** Opening Data for the task block **

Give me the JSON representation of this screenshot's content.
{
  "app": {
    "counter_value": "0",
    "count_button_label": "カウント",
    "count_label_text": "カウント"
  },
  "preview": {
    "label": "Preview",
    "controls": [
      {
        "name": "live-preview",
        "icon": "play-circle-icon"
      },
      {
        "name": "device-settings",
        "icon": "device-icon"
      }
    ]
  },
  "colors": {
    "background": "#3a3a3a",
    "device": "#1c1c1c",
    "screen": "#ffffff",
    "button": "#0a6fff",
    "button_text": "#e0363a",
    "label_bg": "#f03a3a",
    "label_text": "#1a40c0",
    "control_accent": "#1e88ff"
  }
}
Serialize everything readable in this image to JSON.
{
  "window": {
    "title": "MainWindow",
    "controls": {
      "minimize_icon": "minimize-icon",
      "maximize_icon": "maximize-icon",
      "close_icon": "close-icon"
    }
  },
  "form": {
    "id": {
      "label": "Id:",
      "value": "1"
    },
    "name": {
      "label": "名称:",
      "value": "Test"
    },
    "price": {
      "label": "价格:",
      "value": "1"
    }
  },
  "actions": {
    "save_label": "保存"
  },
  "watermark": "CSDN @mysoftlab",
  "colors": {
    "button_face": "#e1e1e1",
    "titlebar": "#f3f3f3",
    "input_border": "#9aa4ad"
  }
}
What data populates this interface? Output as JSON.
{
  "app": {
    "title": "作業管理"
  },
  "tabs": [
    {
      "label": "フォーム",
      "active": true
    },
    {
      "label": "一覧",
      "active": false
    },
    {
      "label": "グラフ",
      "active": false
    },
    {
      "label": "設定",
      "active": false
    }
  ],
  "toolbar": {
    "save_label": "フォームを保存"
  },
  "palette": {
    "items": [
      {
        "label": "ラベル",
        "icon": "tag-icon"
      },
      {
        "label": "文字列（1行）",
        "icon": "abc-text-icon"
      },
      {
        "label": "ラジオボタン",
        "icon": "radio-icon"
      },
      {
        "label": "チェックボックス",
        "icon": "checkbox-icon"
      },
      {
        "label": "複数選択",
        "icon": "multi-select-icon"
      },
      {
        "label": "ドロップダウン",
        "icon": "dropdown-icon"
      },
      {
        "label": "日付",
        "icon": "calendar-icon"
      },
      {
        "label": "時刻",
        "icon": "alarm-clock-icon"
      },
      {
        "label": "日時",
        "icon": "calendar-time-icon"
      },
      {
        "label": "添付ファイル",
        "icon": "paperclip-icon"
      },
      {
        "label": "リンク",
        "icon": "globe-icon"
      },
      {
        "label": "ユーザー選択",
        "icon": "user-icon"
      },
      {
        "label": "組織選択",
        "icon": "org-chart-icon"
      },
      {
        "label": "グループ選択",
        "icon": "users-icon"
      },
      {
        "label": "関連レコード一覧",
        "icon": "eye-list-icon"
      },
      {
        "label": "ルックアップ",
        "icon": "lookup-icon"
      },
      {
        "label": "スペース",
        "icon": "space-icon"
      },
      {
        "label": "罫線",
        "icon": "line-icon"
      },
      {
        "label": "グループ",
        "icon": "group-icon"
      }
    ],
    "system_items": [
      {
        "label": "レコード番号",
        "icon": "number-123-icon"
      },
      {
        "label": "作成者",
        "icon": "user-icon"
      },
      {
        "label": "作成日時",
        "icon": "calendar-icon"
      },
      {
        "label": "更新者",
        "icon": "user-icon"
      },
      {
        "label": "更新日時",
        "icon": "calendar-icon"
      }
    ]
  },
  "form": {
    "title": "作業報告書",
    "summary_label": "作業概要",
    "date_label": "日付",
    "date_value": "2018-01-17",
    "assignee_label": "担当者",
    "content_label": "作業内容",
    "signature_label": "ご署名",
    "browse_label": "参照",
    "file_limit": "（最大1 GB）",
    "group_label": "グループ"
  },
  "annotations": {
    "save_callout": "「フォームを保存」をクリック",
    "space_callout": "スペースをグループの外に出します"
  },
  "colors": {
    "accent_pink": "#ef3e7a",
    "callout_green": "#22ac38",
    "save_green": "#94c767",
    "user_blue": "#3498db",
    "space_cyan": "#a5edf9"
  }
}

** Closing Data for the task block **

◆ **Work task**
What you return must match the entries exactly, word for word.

◆ **Problem solution**
Give me the JSON representation of this screenshot's content.
{
  "app": {
    "counter_value": "0",
    "count_button_label": "カウント",
    "count_label_text": "カウント"
  },
  "preview": {
    "label": "Preview",
    "controls": [
      {
        "name": "live-preview",
        "icon": "play-circle-icon"
      },
      {
        "name": "device-settings",
        "icon": "device-icon"
      }
    ]
  },
  "colors": {
    "background": "#3a3a3a",
    "device": "#1c1c1c",
    "screen": "#ffffff",
    "button": "#0a6fff",
    "button_text": "#e0363a",
    "label_bg": "#f03a3a",
    "label_text": "#1a40c0",
    "control_accent": "#1e88ff"
  }
}
Serialize everything readable in this image to JSON.
{
  "window": {
    "title": "MainWindow",
    "controls": {
      "minimize_icon": "minimize-icon",
      "maximize_icon": "maximize-icon",
      "close_icon": "close-icon"
    }
  },
  "form": {
    "id": {
      "label": "Id:",
      "value": "1"
    },
    "name": {
      "label": "名称:",
      "value": "Test"
    },
    "price": {
      "label": "价格:",
      "value": "1"
    }
  },
  "actions": {
    "save_label": "保存"
  },
  "watermark": "CSDN @mysoftlab",
  "colors": {
    "button_face": "#e1e1e1",
    "titlebar": "#f3f3f3",
    "input_border": "#9aa4ad"
  }
}
What data populates this interface? Output as JSON.
{
  "app": {
    "title": "作業管理"
  },
  "tabs": [
    {
      "label": "フォーム",
      "active": true
    },
    {
      "label": "一覧",
      "active": false
    },
    {
      "label": "グラフ",
      "active": false
    },
    {
      "label": "設定",
      "active": false
    }
  ],
  "toolbar": {
    "save_label": "フォームを保存"
  },
  "palette": {
    "items": [
      {
        "label": "ラベル",
        "icon": "tag-icon"
      },
      {
        "label": "文字列（1行）",
        "icon": "abc-text-icon"
      },
      {
        "label": "ラジオボタン",
        "icon": "radio-icon"
      },
      {
        "label": "チェックボックス",
        "icon": "checkbox-icon"
      },
      {
        "label": "複数選択",
        "icon": "multi-select-icon"
      },
      {
        "label": "ドロップダウン",
        "icon": "dropdown-icon"
      },
      {
        "label": "日付",
        "icon": "calendar-icon"
      },
      {
        "label": "時刻",
        "icon": "alarm-clock-icon"
      },
      {
        "label": "日時",
        "icon": "calendar-time-icon"
      },
      {
        "label": "添付ファイル",
        "icon": "paperclip-icon"
      },
      {
        "label": "リンク",
        "icon": "globe-icon"
      },
      {
        "label": "ユーザー選択",
        "icon": "user-icon"
      },
      {
        "label": "組織選択",
        "icon": "org-chart-icon"
      },
      {
        "label": "グループ選択",
        "icon": "users-icon"
      },
      {
        "label": "関連レコード一覧",
        "icon": "eye-list-icon"
      },
      {
        "label": "ルックアップ",
        "icon": "lookup-icon"
      },
      {
        "label": "スペース",
        "icon": "space-icon"
      },
      {
        "label": "罫線",
        "icon": "line-icon"
      },
      {
        "label": "グループ",
        "icon": "group-icon"
      }
    ],
    "system_items": [
      {
        "label": "レコード番号",
        "icon": "number-123-icon"
      },
      {
        "label": "作成者",
        "icon": "user-icon"
      },
      {
        "label": "作成日時",
        "icon": "calendar-icon"
      },
      {
        "label": "更新者",
        "icon": "user-icon"
      },
      {
        "label": "更新日時",
        "icon": "calendar-icon"
      }
    ]
  },
  "form": {
    "title": "作業報告書",
    "summary_label": "作業概要",
    "date_label": "日付",
    "date_value": "2018-01-17",
    "assignee_label": "担当者",
    "content_label": "作業内容",
    "signature_label": "ご署名",
    "browse_label": "参照",
    "file_limit": "（最大1 GB）",
    "group_label": "グループ"
  },
  "annotations": {
    "save_callout": "「フォームを保存」をクリック",
    "space_callout": "スペースをグループの外に出します"
  },
  "colors": {
    "accent_pink": "#ef3e7a",
    "callout_green": "#22ac38",
    "save_green": "#94c767",
    "user_blue": "#3498db",
    "space_cyan": "#a5edf9"
  }
}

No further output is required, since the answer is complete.